Manage Your Strategic Plan’s Performance with a Scorecard - dummies

Manage Your Strategic Plan’s Performance with a Scorecard

By Erica Olsen

After you’ve researched, developed, and assembled your strategic plan, you’ve reached the point where you can actually operationalize and give your plan life. Remember that C-level leaders and board of directors expect your strategy to be well thought out, concise, persuasive, and easy to understand in just a few presentation slides.

Keep in mind that less is more as you write your strategy. Leaders and directors are looking for whether you have the skill to implement the strategy, not how deep you can get into the specifics.

Your corporate scorecard is a tool to help you monitor the progress of your business and your strategic plan. A scorecard consists of goals, measures, and targets. Goals are desired outcomes. You gauge the progress toward attaining a goal by one or more measures. Goals have causal relationships — one action causes another outcome. If you’ve established SMART goals, you can more easily pull out or delineate the measures you need to track.

A scorecard goal consists of two pieces:

  • Measure: A measure is an end point. It’s an explanation (word text) of what you want to achieve. Measures are also the indicators of how a business is performing relative to its goals and whether the overall strategy has been accomplished. For every goal, you should track at least one measure that tells you how you’re progressing toward achieving the desired outcome.

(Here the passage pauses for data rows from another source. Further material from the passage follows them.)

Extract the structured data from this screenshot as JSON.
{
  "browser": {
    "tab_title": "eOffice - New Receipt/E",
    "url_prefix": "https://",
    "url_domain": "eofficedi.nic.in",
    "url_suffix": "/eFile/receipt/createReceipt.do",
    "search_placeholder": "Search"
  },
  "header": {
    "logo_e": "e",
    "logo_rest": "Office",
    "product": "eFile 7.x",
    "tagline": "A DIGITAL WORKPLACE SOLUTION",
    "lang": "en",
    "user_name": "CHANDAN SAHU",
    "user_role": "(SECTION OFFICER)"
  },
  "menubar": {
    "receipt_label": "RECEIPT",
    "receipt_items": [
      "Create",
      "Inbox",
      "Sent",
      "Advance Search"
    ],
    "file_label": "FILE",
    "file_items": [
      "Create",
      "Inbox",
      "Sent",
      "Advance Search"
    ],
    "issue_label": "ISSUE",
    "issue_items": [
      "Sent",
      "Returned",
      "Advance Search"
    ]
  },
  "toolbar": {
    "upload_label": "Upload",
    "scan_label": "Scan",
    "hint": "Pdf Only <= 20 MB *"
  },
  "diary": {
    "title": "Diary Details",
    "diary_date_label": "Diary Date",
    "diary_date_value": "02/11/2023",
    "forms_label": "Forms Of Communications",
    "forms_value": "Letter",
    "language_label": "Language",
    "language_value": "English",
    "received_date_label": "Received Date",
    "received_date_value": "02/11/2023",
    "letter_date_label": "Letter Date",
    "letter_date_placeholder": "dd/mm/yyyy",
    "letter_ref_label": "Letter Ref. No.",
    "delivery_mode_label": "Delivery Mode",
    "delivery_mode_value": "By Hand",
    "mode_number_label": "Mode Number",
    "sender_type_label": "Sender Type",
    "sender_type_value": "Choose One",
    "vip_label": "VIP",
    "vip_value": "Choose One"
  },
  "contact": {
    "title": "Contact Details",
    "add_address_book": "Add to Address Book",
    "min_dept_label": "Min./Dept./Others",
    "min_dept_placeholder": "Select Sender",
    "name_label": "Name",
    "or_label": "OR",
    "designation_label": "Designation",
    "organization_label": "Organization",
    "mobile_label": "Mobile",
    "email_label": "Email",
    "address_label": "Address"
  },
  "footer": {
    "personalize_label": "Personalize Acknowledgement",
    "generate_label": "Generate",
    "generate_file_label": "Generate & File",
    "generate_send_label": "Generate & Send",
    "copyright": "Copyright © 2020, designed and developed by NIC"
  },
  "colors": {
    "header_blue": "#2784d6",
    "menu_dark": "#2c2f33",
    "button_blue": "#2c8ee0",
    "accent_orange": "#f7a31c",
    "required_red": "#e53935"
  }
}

  • Target: Targets quantify (numeric) the outcome measures. Target measures are the specific numbers you need to hit in order to achieve your goal and can be expressed in weekly, monthly, or annual figures.